Abstract: Along with developing a practical AC motor, Nikola Tesla [1856-1943] contributed to electrical engineering by working for fifteen years on a scheme to transmit power wirelessly around the world. Inspired by the experiments of Heinrich Hertz and spurred on by a rivalry with Guglielmo Marconi, Tesla built two broadcasting stations, first in Colorado Springs [1899-1900] and then at Wardenclyffe on Long Island [1901-1905]. At these locations, Tesla pumped energy into the earth’s crust in order to set up a stationary electromagnetic wave at the earth’s resonant frequency. Tesla believed that people would tap into this wave for power and messages by simply grounding a receiver that “would be no bigger than a pocket watch.” In this talk, I will outline the evolution of Tesla’s thinking about wireless power in the 1890s and 1900s as well as his unsuccessful efforts to launch a business around this technology with funding from J.P. Morgan and others.

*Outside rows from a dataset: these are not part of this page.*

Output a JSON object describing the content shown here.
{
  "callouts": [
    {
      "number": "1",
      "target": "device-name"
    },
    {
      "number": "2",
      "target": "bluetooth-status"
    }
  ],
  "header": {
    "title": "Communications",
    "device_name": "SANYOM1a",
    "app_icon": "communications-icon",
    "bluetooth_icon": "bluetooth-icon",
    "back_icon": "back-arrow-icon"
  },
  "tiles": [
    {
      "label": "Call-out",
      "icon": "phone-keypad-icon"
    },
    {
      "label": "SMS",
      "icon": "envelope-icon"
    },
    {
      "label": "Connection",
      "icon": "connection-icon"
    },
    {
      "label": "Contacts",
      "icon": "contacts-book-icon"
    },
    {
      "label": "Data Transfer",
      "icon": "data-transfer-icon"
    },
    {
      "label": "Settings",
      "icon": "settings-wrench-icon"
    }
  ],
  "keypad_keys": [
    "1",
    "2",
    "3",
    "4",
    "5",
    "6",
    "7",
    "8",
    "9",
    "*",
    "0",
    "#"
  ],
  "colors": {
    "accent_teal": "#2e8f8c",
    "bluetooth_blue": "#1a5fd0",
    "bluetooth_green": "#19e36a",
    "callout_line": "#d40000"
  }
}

Overall, I will suggest that Tesla was motivated to provide messages and power to millions of people and hence was among the first to recognize that the Information Revolution of the twentieth century would be about empowering individual users.
Speaker's Bio: Bernie Carlson is the Joseph L. Vaughan Professor of Humanities and Chair of the Department of Engineering and Society at the University of Virginia and a lecturer in the TechInnovate program at the National University of Ireland Galway. He has written widely on invention and innovation as well as on the role of technology in the rise and fall of civilizations. His books include Innovation as a Social Process: Elihu Thomson and the Rise of General Electric, 1870-1900 (Cambridge University Press, 1991) and Technology in World History, 7 volumes (Oxford University Press, 2005). His most recent book, Tesla: Inventor of the Electrical Age. (Princeton University Press, 2013) has been translated into nine languages. In addition to his books, Bernie has filmed 36 lectures on "Understanding the Inventions that Changed the World" for The Great Courses. He is a regular contributor to Forbes.com, writing on innovation and the modern economy. Bernie has been the recipient of the IEEE History Fellowship and winner of both the SHOT-IEEE History Prize and the Middleton Award in Electrical History. With the IEEE, he has served on the advisory board of Spectrum and chaired the History Committee. Bernie studied history and physics as an undergraduate at Holy Cross College, earned his Ph.D. in the history and sociology of science at the University of Pennsylvania, and did his postdoctoral work at the Harvard Business School.